■ What needs to be done: Start to finish, reproduce the records below with nothing missing.

■ Data for processing:
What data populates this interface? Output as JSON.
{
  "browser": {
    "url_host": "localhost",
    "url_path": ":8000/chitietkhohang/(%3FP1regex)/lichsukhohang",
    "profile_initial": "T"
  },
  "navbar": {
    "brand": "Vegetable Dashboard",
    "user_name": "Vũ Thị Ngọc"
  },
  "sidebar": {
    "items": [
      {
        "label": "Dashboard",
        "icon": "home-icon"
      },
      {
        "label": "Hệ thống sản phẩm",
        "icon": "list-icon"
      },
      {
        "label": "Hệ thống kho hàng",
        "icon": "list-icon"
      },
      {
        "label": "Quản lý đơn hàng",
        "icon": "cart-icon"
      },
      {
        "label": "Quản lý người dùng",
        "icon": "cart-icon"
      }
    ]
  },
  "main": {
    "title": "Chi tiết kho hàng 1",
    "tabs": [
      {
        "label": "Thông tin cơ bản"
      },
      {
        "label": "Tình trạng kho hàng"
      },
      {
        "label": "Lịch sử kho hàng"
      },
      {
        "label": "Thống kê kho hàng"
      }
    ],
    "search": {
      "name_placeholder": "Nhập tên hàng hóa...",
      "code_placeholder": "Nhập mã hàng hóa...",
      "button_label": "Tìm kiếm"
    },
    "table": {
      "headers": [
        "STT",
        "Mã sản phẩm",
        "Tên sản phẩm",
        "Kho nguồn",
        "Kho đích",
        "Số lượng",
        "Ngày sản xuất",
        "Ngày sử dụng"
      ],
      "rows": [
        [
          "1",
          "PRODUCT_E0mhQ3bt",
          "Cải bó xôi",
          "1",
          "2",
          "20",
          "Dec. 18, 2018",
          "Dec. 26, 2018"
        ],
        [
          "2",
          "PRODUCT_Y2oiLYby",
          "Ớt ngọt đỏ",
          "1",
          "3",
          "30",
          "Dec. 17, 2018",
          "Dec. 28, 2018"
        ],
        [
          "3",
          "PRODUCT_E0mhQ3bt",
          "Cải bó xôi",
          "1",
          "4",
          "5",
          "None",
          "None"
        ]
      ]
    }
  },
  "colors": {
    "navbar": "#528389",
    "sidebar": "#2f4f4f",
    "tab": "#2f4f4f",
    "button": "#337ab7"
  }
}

■ The completed task:
What data populates this interface? Output as JSON.
{
  "browser": {
    "url_host": "localhost",
    "url_path": ":8000/chitietkhohang/(%3FP1regex)/lichsukhohang",
    "profile_initial": "T"
  },
  "navbar": {
    "brand": "Vegetable Dashboard",
    "user_name": "Vũ Thị Ngọc"
  },
  "sidebar": {
    "items": [
      {
        "label": "Dashboard",
        "icon": "home-icon"
      },
      {
        "label": "Hệ thống sản phẩm",
        "icon": "list-icon"
      },
      {
        "label": "Hệ thống kho hàng",
        "icon": "list-icon"
      },
      {
        "label": "Quản lý đơn hàng",
        "icon": "cart-icon"
      },
      {
        "label": "Quản lý người dùng",
        "icon": "cart-icon"
      }
    ]
  },
  "main": {
    "title": "Chi tiết kho hàng 1",
    "tabs": [
      {
        "label": "Thông tin cơ bản"
      },
      {
        "label": "Tình trạng kho hàng"
      },
      {
        "label": "Lịch sử kho hàng"
      },
      {
        "label": "Thống kê kho hàng"
      }
    ],
    "search": {
      "name_placeholder": "Nhập tên hàng hóa...",
      "code_placeholder": "Nhập mã hàng hóa...",
      "button_label": "Tìm kiếm"
    },
    "table": {
      "headers": [
        "STT",
        "Mã sản phẩm",
        "Tên sản phẩm",
        "Kho nguồn",
        "Kho đích",
        "Số lượng",
        "Ngày sản xuất",
        "Ngày sử dụng"
      ],
      "rows": [
        [
          "1",
          "PRODUCT_E0mhQ3bt",
          "Cải bó xôi",
          "1",
          "2",
          "20",
          "Dec. 18, 2018",
          "Dec. 26, 2018"
        ],
        [
          "2",
          "PRODUCT_Y2oiLYby",
          "Ớt ngọt đỏ",
          "1",
          "3",
          "30",
          "Dec. 17, 2018",
          "Dec. 28, 2018"
        ],
        [
          "3",
          "PRODUCT_E0mhQ3bt",
          "Cải bó xôi",
          "1",
          "4",
          "5",
          "None",
          "None"
        ]
      ]
    }
  },
  "colors": {
    "navbar": "#528389",
    "sidebar": "#2f4f4f",
    "tab": "#2f4f4f",
    "button": "#337ab7"
  }
}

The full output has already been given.